◆ **WHAT YOU ARE ASKED TO DO**: Answer with a number only, stating how many lines of the records hold the word "message".

◆ **INPUT MATERIAL**:
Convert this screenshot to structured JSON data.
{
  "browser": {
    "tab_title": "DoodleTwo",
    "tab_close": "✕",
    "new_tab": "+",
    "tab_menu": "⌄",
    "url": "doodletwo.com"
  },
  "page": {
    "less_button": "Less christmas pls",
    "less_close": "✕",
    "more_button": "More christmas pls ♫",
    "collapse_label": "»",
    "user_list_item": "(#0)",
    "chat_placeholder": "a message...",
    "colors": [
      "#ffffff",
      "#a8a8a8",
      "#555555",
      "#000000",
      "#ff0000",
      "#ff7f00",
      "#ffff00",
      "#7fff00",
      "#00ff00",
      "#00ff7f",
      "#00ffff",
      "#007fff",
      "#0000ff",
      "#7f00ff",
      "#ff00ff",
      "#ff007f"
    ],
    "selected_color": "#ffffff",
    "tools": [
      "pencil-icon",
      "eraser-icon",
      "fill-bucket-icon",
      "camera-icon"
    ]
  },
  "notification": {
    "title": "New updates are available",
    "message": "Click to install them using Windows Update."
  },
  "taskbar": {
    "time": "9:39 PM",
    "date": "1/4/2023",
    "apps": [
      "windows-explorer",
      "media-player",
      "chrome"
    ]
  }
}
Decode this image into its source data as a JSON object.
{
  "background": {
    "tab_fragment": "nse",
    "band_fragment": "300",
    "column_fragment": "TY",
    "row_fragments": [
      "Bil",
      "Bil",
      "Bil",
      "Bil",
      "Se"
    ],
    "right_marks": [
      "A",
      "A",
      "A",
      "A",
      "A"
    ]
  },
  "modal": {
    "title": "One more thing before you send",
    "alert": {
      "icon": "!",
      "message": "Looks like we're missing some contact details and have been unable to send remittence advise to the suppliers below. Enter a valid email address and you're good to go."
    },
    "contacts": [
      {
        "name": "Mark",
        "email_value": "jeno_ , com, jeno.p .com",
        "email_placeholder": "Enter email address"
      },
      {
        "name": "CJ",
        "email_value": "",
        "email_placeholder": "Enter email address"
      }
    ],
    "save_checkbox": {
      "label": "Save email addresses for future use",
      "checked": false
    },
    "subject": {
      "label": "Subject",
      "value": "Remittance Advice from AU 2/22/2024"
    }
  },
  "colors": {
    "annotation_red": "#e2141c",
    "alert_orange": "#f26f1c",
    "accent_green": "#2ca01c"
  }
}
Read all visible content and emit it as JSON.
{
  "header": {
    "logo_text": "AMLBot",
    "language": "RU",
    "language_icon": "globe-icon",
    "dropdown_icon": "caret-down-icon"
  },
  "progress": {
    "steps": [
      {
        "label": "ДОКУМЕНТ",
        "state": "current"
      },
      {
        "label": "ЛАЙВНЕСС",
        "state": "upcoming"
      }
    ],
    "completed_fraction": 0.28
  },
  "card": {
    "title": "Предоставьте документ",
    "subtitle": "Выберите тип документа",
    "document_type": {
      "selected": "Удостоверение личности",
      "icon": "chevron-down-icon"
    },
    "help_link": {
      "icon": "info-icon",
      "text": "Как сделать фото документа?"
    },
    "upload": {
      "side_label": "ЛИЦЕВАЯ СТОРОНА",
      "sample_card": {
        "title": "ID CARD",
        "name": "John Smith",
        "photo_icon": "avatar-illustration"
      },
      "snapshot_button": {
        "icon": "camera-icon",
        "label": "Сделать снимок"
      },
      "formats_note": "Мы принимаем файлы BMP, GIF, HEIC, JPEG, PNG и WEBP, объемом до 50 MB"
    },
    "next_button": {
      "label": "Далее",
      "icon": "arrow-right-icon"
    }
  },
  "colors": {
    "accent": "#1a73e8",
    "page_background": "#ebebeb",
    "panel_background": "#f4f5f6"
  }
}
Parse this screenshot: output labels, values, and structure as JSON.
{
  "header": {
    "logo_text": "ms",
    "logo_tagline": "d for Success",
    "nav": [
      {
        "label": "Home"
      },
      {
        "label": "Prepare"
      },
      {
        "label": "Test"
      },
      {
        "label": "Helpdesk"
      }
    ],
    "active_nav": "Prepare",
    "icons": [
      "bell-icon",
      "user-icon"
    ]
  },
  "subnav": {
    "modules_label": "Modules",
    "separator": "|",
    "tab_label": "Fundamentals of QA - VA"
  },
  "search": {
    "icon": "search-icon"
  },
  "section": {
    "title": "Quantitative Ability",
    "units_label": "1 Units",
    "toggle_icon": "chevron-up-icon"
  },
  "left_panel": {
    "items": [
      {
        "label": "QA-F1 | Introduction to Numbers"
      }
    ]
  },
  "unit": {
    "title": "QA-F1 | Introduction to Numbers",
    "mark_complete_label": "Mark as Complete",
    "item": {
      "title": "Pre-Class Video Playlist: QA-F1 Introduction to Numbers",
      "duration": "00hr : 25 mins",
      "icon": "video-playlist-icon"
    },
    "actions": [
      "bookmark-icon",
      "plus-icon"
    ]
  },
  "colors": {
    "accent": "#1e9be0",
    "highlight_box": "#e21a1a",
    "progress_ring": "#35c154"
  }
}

◆ **ANSWER TO THIS PROBLEM**: 3